There is a strong link between severe alcohol use and depression. Nearly one-third of the patients diagnosed with a mood disorder have co-occurring alcohol dependence. People with dysthymia who drink excessively tend to have more frequent and severe occurrences of depression and are more likely to contemplate suicide. Heavy alcohol use also can also hinder the effectiveness of the prescribed antidepressants given to combat dysthymia symptoms.

Dysthymia and Marijuana

Though marijuana is known for its calming effect, this drug may exacerbate symptoms of most depression disorders, including dysthymia. Introducing marijuana into the system may temporarily ease symptoms of dysthymia, but after the high has subsided, the individual may experience worsened depressive symptoms. Marijuana use, especially heavy use, has been linked with occurrences of anxiety and depression.

Dysthymia and Stimulants

Few studies have been examined the effect that stimulants have on dysthymia.

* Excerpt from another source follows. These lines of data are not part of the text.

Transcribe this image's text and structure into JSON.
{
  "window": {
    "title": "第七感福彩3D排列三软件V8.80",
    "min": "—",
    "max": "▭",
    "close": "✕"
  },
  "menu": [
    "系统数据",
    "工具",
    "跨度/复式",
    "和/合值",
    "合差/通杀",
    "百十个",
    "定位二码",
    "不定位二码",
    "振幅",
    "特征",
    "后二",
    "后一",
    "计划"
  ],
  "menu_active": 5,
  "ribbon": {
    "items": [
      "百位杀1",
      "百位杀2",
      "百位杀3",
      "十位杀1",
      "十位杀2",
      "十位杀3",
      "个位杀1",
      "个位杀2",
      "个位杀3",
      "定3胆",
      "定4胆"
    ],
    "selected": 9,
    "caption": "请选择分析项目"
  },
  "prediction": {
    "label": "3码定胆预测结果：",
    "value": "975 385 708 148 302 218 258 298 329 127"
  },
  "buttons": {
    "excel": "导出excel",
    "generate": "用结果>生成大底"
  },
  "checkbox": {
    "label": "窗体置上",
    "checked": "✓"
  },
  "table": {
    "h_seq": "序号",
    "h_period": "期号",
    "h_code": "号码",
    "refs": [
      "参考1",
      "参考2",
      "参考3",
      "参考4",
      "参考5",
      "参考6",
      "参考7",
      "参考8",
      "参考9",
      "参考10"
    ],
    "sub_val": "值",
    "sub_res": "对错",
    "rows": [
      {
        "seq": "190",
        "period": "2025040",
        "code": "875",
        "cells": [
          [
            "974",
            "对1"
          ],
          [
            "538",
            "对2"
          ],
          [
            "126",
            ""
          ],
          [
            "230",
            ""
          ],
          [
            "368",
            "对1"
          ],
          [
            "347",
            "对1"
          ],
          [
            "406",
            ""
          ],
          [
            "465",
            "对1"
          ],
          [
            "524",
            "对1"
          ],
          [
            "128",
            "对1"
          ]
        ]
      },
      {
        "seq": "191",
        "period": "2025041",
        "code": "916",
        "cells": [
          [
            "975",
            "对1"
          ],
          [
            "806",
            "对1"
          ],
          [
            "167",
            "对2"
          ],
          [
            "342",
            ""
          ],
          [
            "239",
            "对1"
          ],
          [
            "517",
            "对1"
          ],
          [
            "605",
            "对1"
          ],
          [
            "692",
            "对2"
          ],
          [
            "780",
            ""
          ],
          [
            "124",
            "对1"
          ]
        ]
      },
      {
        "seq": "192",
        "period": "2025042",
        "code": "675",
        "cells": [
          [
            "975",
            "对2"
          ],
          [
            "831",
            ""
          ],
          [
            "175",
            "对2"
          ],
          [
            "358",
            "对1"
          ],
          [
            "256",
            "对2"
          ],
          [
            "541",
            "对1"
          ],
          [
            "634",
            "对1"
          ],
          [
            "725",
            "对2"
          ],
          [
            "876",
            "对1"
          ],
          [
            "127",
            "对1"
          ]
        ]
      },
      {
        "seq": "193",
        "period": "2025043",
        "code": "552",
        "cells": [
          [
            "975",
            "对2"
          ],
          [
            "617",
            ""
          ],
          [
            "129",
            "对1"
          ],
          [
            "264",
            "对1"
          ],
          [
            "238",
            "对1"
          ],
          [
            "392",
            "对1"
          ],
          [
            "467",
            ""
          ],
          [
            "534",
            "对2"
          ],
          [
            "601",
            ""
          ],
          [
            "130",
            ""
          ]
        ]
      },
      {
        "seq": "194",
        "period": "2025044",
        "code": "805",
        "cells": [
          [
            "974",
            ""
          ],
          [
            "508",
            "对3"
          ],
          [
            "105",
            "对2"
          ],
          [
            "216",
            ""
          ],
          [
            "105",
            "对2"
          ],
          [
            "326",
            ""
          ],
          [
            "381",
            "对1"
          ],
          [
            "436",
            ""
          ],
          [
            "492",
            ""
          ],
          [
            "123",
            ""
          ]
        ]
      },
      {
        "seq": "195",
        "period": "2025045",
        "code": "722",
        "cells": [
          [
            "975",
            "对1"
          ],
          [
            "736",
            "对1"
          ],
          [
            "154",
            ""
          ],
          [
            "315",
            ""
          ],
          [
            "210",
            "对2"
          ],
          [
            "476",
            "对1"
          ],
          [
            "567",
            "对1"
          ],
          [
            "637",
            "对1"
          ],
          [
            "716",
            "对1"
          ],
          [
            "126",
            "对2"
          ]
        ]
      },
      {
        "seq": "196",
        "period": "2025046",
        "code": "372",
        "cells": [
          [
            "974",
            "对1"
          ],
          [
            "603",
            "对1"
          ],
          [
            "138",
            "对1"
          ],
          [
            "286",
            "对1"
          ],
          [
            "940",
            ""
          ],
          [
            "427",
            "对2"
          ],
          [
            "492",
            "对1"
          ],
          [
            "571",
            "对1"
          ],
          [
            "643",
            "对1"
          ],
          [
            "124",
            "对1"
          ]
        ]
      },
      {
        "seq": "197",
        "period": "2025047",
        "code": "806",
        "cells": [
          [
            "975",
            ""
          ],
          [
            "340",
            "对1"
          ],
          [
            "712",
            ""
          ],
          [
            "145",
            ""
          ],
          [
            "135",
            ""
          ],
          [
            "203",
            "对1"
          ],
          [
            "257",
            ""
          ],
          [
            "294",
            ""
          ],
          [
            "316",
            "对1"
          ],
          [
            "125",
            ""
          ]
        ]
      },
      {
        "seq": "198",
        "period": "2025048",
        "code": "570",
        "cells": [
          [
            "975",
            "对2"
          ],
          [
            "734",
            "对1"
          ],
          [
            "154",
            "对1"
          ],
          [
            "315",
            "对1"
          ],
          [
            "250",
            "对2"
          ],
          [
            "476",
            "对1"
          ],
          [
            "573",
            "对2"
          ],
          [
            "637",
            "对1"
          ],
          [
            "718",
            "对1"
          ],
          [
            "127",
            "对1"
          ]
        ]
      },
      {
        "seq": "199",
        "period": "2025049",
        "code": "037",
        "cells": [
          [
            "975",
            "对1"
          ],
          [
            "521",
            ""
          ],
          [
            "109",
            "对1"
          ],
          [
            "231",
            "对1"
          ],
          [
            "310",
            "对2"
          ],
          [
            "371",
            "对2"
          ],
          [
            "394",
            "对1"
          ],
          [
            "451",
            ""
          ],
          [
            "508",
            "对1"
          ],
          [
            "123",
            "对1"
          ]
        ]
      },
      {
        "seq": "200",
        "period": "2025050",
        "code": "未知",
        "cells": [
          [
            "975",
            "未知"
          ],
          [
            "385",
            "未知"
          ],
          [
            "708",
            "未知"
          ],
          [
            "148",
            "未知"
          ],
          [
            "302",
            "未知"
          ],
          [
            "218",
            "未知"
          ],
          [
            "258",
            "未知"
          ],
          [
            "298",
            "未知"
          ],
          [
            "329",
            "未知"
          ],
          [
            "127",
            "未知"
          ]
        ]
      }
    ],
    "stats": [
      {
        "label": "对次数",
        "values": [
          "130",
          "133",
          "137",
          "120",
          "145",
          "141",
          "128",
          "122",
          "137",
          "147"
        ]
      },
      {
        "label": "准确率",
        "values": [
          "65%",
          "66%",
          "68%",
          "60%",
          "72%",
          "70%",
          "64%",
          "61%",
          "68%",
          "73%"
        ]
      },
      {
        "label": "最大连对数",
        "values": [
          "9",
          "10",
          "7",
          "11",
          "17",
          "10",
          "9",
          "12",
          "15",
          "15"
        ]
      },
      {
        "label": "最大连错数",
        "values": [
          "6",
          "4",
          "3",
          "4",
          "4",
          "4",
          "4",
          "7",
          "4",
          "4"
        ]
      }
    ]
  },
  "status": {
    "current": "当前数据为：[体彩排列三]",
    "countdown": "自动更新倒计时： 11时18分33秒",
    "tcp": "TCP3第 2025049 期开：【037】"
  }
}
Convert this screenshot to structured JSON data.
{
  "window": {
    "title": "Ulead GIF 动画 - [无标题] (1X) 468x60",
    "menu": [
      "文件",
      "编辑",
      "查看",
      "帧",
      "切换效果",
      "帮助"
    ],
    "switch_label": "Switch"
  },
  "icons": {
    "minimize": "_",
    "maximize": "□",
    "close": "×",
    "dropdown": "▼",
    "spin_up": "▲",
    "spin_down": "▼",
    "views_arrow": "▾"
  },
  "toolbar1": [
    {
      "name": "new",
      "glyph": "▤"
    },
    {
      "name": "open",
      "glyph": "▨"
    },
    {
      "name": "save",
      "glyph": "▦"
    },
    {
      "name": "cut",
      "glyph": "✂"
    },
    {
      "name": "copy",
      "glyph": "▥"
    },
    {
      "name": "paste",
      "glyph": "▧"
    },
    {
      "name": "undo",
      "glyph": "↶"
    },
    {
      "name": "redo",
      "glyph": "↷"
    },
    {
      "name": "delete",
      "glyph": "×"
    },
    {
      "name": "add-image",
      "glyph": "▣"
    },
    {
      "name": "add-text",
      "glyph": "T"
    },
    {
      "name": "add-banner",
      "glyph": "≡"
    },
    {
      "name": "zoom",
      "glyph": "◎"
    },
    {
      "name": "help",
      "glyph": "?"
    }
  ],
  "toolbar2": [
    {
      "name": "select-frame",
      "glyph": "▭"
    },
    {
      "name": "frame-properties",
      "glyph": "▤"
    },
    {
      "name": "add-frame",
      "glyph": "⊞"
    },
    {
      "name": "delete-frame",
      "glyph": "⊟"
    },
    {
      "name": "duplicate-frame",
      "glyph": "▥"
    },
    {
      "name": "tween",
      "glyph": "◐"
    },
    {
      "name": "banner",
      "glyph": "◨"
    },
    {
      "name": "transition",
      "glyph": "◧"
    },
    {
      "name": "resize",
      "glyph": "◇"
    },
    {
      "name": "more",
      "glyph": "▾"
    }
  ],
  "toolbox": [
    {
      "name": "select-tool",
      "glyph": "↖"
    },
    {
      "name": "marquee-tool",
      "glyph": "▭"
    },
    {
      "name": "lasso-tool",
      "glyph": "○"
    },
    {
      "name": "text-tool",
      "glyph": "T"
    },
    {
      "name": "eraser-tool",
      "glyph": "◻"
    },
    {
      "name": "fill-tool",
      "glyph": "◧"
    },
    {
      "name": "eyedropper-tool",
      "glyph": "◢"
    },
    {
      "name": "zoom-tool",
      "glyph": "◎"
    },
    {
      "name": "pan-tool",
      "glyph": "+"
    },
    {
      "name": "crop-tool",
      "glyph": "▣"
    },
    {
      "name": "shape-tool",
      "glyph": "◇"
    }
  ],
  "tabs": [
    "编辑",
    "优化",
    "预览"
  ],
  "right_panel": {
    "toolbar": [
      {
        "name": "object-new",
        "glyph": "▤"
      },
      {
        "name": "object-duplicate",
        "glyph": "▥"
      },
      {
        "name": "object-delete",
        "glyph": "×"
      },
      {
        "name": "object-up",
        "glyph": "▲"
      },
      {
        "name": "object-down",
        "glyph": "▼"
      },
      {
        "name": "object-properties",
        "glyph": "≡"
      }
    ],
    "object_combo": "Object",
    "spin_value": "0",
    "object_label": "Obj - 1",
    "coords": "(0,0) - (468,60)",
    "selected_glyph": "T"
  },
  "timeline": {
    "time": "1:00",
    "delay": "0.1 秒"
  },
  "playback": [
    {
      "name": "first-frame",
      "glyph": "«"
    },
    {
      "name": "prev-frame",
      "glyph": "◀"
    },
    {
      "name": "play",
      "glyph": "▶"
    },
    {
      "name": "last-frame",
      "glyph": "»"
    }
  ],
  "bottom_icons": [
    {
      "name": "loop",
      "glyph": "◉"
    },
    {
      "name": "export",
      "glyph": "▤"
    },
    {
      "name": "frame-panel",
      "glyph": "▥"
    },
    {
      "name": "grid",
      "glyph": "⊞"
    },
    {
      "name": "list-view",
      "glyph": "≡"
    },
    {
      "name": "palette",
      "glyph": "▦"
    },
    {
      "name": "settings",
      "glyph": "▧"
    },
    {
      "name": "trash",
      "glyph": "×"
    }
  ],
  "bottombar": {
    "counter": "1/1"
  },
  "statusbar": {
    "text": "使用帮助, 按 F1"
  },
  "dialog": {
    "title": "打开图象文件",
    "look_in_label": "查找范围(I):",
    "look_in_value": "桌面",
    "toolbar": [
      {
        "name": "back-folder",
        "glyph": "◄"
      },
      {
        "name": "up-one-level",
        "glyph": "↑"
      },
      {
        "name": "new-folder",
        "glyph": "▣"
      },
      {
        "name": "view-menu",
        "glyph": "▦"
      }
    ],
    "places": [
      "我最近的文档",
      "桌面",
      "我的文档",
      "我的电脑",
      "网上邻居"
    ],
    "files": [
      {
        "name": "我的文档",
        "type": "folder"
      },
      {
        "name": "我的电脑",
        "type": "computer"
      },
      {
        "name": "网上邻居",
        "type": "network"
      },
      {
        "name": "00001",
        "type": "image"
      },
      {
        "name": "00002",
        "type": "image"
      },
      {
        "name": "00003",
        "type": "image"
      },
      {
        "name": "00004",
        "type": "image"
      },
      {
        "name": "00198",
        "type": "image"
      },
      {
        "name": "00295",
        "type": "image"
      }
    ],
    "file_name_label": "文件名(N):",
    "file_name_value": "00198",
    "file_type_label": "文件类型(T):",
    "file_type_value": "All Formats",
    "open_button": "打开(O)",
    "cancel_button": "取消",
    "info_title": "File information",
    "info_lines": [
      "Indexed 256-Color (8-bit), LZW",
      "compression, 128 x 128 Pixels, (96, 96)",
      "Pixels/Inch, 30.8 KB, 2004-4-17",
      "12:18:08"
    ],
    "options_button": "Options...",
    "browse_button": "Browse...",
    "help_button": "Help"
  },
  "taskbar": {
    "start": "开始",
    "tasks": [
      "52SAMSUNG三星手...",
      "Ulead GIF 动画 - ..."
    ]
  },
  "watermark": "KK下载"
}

However, some research suggests that stimulants may help improve mood, concentration or energy in people with depressive disorders.

Statistics on Dysthymia and Addiction

Mood disorders, including dysthymia, are the most common mental health disorders that co-occur with addiction. According to the National Institute of Mental Health Epidemiological Catchment Area Study, 32 percent of individuals with a mood disorder also had a co-occurring substance use disorder.

Can Dysthymia Lead to Drug Addiction?

If a mental health specialist does not diagnose and treat a mental illness quickly, it can lead to the use of alcohol and drugs. While drugs and alcohol can improve dysthymia symptoms in the short-term, misusing these substances can cause heightened depression or other symptoms in the long-term.

Treating Dysthymia and Co-Occurring Substance Use Disorders

Patients with untreated mental health disorders might turn to substance use as a way to temporarily soothe symptoms. As with all co-occurring disorders, substance use disorder and dysthymia can cause both conditions to worsen. For long-term recovery, treatment for the co-occurring disorders must occur simultaneously.

If you think you or your loved one grapples with co-occurring substance use and dysthymia, contact The Recovery Village today. With locations across the country, our staff have experience working with patients with co-existing disorders.

    

Eames, S., Westermeyer, J., and Crosby, RD. “Substance use and abuse among patients with comorbid dysthymia and substance disorder.” The American Journal of Drug and Alcohol Abuse. November 1998. Accessed March 20, 2019.

Luna, Naelys. “Examining Protective Factors for Dysthymia Among Individuals Attending Substance Abuse Treatment.” Journal of Social Service Research, March 16, 2016. Accessed March 20, 2019.

Quello, S. B., Brady, K. T., & Sonne, S. C. “Mood Disorders and Substance Use Disorder: A Complex Comorbidity.” Science & Practice Perspectives, December 2005. Accessed March 20, 2019.

Regier, DA et al. “Comorbidity of mental disorders with alcohol and other drug abuse. Results from the Epidemiologic Catchment Area (ECA) Study.” November 21, 1990. Accessed March 20, 2019.

Petrakis, Ismene L., et al. “Comorbidity of Alcoholism and Psychiatric Disorders.” November 2002. Accessed March 20, 2019.

Dysthymia and Substance Abuse
5 (100%) 1 vote[s]